Task instructions: Each line of the records that holds "角色绑定" should be shown in full.

↓↓↓

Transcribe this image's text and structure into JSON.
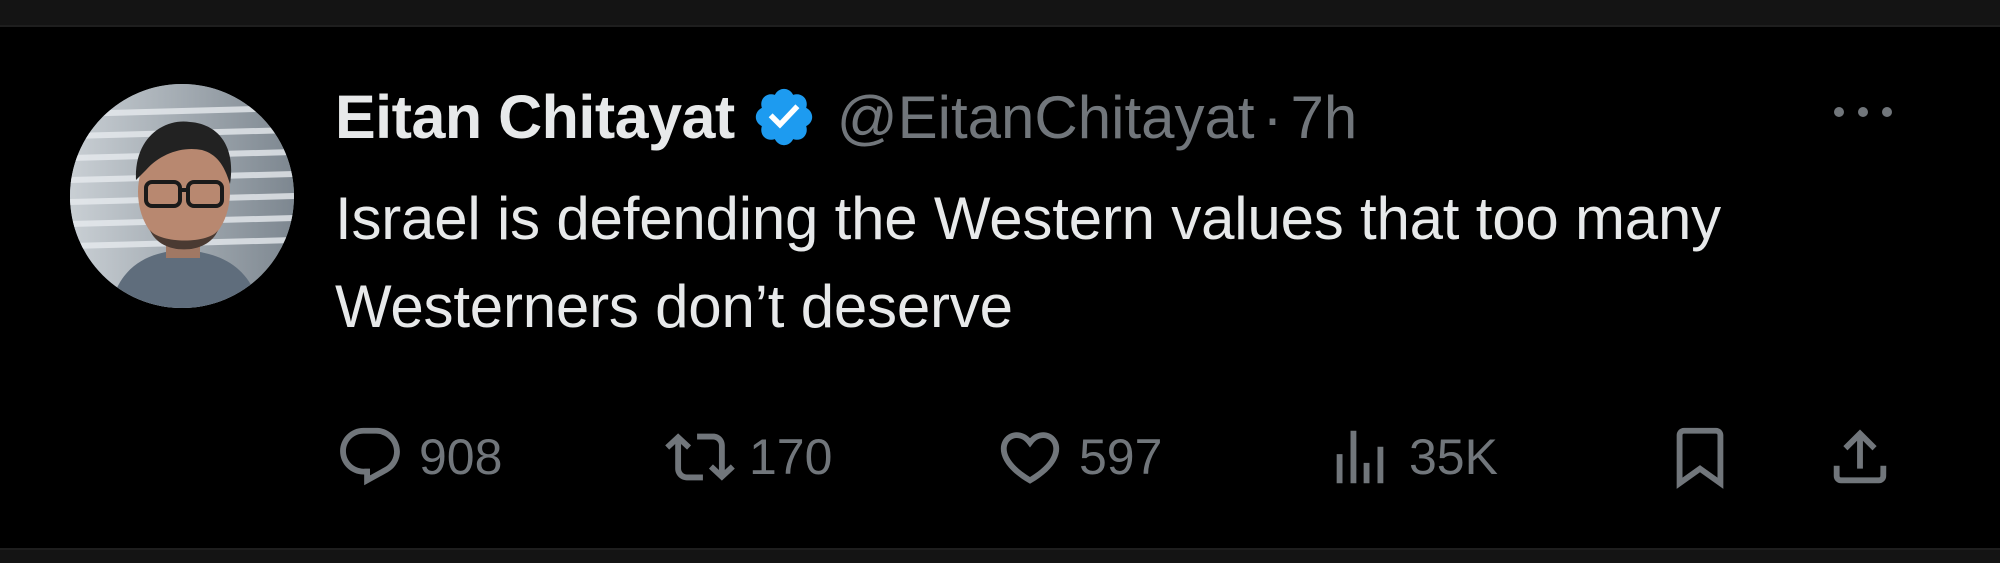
{
  "tweet": {
    "display_name": "Eitan Chitayat",
    "handle": "@EitanChitayat",
    "separator": "·",
    "time": "7h",
    "text": "Israel is defending the Western values that too many Westerners don’t deserve",
    "verified": true
  },
  "actions": {
    "replies": "908",
    "retweets": "170",
    "likes": "597",
    "views": "35K"
  },
  "icons": {
    "verified": "verified-badge-icon",
    "more": "more-options-icon",
    "reply": "reply-icon",
    "retweet": "retweet-icon",
    "like": "heart-icon",
    "views": "analytics-icon",
    "bookmark": "bookmark-icon",
    "share": "share-icon"
  },
  "colors": {
    "background": "#000000",
    "primary_text": "#e7e9ea",
    "secondary_text": "#71767b",
    "verified_blue": "#1d9bf0"
  }
}
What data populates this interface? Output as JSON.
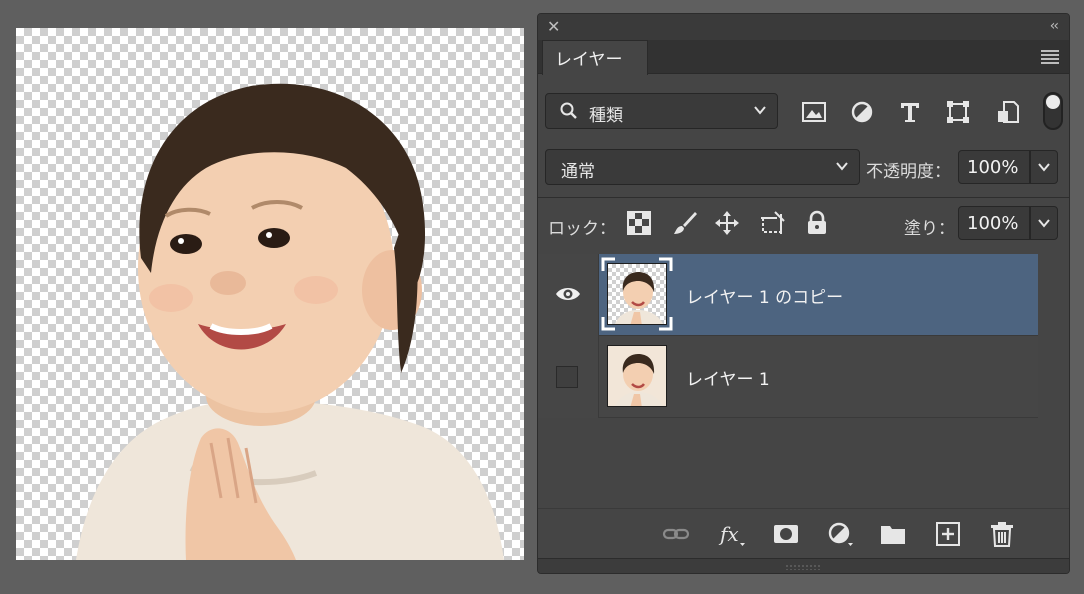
{
  "canvas": {
    "document": "child-photo-transparent-background"
  },
  "panel": {
    "tab_label": "レイヤー",
    "filter": {
      "kind_label": "種類",
      "icons": [
        "image-filter-icon",
        "adjustment-filter-icon",
        "type-filter-icon",
        "shape-filter-icon",
        "smart-object-filter-icon"
      ]
    },
    "blend_mode": "通常",
    "opacity_label": "不透明度：",
    "opacity_value": "100%",
    "lock_label": "ロック：",
    "lock_icons": [
      "lock-transparent-pixels-icon",
      "lock-image-pixels-icon",
      "lock-position-icon",
      "prevent-auto-nesting-icon",
      "lock-all-icon"
    ],
    "fill_label": "塗り：",
    "fill_value": "100%",
    "layers": [
      {
        "name": "レイヤー 1 のコピー",
        "visible": true,
        "selected": true,
        "thumbnail": "transparent"
      },
      {
        "name": "レイヤー 1",
        "visible": false,
        "selected": false,
        "thumbnail": "solid"
      }
    ],
    "bottom_icons": [
      "link-layers-icon",
      "fx-icon",
      "layer-mask-icon",
      "adjustment-layer-icon",
      "group-folder-icon",
      "new-layer-icon",
      "trash-icon"
    ],
    "colors": {
      "selected_row": "#4d6480",
      "panel_bg": "#454545"
    }
  }
}
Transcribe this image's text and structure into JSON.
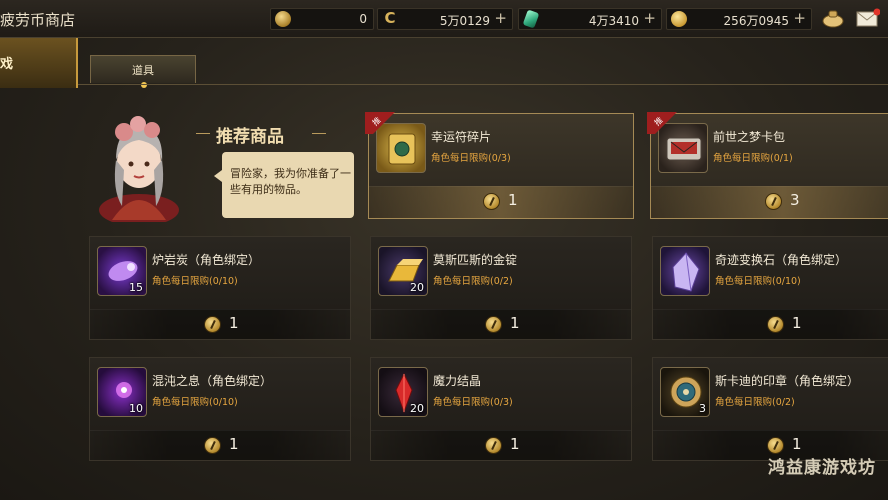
{
  "header": {
    "title": "疲劳币商店",
    "resources": [
      {
        "icon": "fatigue-coin-icon",
        "value": "0"
      },
      {
        "icon": "gold-c-icon",
        "value": "5万0129"
      },
      {
        "icon": "green-gem-icon",
        "value": "4万3410"
      },
      {
        "icon": "gold-coin-icon",
        "value": "256万0945"
      }
    ],
    "plus": "+"
  },
  "side_tab": {
    "label": "戏"
  },
  "tabs": [
    {
      "label": "道具"
    }
  ],
  "recommend": {
    "title": "推荐商品",
    "npc_speech": "冒险家，我为你准备了一些有用的物品。"
  },
  "items": [
    {
      "name": "幸运符碎片",
      "limit": "角色每日限购(0/3)",
      "price": "1",
      "qty": "",
      "featured": true,
      "icon": "lucky-charm-icon"
    },
    {
      "name": "前世之梦卡包",
      "limit": "角色每日限购(0/1)",
      "price": "3",
      "qty": "",
      "featured": true,
      "icon": "card-pack-icon"
    },
    {
      "name": "炉岩炭（角色绑定）",
      "limit": "角色每日限购(0/10)",
      "price": "1",
      "qty": "15",
      "featured": false,
      "icon": "purple-ore-icon"
    },
    {
      "name": "莫斯匹斯的金锭",
      "limit": "角色每日限购(0/2)",
      "price": "1",
      "qty": "20",
      "featured": false,
      "icon": "gold-ingot-icon"
    },
    {
      "name": "奇迹变换石（角色绑定）",
      "limit": "角色每日限购(0/10)",
      "price": "1",
      "qty": "",
      "featured": false,
      "icon": "crystal-icon"
    },
    {
      "name": "混沌之息（角色绑定）",
      "limit": "角色每日限购(0/10)",
      "price": "1",
      "qty": "10",
      "featured": false,
      "icon": "chaos-breath-icon"
    },
    {
      "name": "魔力结晶",
      "limit": "角色每日限购(0/3)",
      "price": "1",
      "qty": "20",
      "featured": false,
      "icon": "red-crystal-icon"
    },
    {
      "name": "斯卡迪的印章（角色绑定）",
      "limit": "角色每日限购(0/2)",
      "price": "1",
      "qty": "3",
      "featured": false,
      "icon": "seal-icon"
    }
  ],
  "badge_text": "推",
  "watermark": "鸿益康游戏坊",
  "colors": {
    "accent": "#e6a640",
    "gold": "#c79a3d",
    "background": "#26221b"
  }
}
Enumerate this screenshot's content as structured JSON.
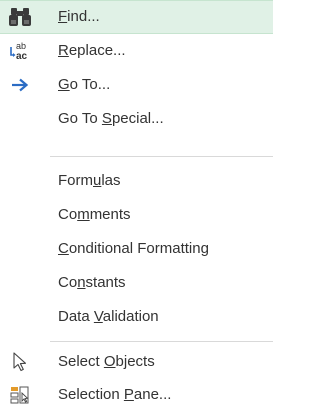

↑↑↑

Finished exercise:
      "name": "炉岩炭（角色绑定）",
      "name": "奇迹变换石（角色绑定）",
      "name": "混沌之息（角色绑定）",
      "name": "斯卡迪的印章（角色绑定）",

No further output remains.